After reading about the candidates running for city council and learning about what they hope to accomplish, there are some key candidates that stand out to me. The first is Elizabeth Brown, whose vision is to build strong neighborhoods, create more jobs and fight poverty. If she is anything like her father, Ohio’s own Senator Sherrod Brown, then I believe that Columbus will be in good hands. It surprised me to learn that although she had a baby last week, she continues to attend events to meet voters. To me, this without a doubt shows her dedication. Having a baby and running for office at the same time is not easy, but Brown is doing a phenomenal job so far.
Her track record for service in Columbus also impressed me. Throughout the community, she has helped individuals of all ages. As a member of the City Year AmeriCorps program, she mentored middle school students to improve literacy and created various learning projects in public schools. Brown also serves on the board of a mental health treatment center, The Center for Balanced Living, which focuses on eating disorders. Mental health is one of the major issues facing Ohio today, and it shows a lot that a candidate cares so much about this topic. While manager of Downtown Economic Development, she also helped create jobs while encouraging new companies to come to Columbus. A dedicated public servant who is passionate about our city, Brown would be an excellent candidate to vote for on Tuesday.

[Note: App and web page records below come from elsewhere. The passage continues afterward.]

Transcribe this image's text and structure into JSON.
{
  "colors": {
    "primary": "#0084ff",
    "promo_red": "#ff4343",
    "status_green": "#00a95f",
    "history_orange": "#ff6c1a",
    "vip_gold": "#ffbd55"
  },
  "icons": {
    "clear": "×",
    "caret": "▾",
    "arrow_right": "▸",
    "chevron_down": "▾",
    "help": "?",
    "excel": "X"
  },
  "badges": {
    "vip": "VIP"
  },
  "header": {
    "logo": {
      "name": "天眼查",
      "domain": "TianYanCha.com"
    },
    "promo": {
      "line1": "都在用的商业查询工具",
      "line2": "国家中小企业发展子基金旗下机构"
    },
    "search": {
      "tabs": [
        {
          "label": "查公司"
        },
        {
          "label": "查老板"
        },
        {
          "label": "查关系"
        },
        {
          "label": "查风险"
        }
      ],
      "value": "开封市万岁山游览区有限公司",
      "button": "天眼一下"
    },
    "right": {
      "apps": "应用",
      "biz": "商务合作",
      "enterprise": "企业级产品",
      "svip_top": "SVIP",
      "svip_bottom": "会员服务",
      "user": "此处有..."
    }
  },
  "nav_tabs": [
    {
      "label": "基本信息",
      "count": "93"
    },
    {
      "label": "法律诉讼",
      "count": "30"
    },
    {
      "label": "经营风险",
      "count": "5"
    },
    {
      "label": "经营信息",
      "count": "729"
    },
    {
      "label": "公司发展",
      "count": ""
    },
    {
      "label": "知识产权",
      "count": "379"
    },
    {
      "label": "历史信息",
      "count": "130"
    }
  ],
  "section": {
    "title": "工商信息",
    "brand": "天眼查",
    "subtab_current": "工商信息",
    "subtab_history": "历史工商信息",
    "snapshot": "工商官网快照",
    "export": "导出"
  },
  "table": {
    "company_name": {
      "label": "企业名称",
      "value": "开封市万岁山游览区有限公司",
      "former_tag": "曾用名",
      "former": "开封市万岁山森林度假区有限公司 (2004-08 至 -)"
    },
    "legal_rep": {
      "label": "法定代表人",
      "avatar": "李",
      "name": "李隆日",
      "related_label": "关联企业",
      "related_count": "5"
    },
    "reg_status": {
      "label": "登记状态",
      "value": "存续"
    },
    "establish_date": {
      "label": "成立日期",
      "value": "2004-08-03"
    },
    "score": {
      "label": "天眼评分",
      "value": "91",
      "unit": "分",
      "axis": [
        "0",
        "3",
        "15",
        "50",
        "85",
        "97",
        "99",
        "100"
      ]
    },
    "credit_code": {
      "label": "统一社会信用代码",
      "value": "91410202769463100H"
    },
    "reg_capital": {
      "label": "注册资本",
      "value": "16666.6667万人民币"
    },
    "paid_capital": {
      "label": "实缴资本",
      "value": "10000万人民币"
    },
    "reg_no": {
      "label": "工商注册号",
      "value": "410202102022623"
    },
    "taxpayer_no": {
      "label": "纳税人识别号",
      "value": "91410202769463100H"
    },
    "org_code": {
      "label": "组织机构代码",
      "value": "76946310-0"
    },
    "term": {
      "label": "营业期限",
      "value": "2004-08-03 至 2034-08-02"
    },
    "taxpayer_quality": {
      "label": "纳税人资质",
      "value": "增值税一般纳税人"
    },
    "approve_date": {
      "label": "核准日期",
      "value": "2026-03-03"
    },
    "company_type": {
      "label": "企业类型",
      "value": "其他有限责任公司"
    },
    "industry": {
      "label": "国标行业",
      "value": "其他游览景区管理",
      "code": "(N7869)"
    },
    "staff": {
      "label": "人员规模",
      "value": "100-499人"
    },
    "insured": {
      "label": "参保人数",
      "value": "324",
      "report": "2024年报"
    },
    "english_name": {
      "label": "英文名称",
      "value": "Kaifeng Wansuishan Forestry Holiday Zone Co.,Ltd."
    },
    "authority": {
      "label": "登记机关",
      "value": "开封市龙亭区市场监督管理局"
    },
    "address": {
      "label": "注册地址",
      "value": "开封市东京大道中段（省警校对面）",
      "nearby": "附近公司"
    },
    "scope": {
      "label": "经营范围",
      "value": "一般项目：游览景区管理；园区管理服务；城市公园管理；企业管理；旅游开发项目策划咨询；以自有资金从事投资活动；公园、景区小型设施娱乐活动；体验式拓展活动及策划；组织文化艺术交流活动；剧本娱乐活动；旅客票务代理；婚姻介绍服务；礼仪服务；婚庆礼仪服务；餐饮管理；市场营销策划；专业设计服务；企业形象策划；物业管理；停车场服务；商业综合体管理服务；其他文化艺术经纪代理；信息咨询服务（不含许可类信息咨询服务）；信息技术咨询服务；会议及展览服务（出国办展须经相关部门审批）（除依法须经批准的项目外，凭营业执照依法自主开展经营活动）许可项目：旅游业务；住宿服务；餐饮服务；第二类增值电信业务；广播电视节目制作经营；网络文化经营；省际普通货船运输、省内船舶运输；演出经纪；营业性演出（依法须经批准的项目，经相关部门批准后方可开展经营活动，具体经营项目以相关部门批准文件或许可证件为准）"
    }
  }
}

Voters should also look into Michael Stinziano, an advocate for students who is running for city council as well. Stinziano currently represents OSU and other college campuses in the Ohio House of Representatives. He has sponsored legislation that would remove the sales tax from textbooks, increasing affordability for students. Stinziano also introduced the bill that allowed student trustees to have full voting rights at OSU and other public universities in Ohio. He supports the student voice and is aware of the issues that face us today. In addition, his vision includes combating crime in Columbus and creating safer neighborhoods for all of us to live in. If he is elected to city council, I know he would continue to advocate for us and make sure our concerns are heard.
In the election for mayor of Columbus, Andrew Ginther has gained large support and stands as the leading candidate. I attended a young professionals event downtown last week where I had a chance to not only hear him speak about his visions for Columbus but also shake his hand and chat with him afterwards.
I learned that, as president of Columbus city council, Ginther worked with current Mayor Michael Coleman to not only retain thousands of jobs in Columbus but create new ones as well. He has also invested in early childhood education, fought to end childhood hunger and worked to reduce infant mortality.
One of Ginther’s major policy points that caught my attention included hiring more police and firefighters. He has been implementing important strategies to prevent crime through programs such as the Community Crime Patrol and the Columbus Police Summer Strike Force. Ginther’s safety efforts might not only impact citizens of Columbus but also OSU students who live in the off campus area. As a victim of an off-campus crime, safety is one of my biggest concerns, and it means a lot to me that a candidate is passionate about building a safer Columbus.
Although these are just my opinions, I hope students can form their own. I encourage others to research the variety of candidates running, as well as the many issues to vote on in the election. OSU plays an immense role in Columbus and Buckeyes should definitely go out and make a difference this Tuesday.
Second-year in neuroscience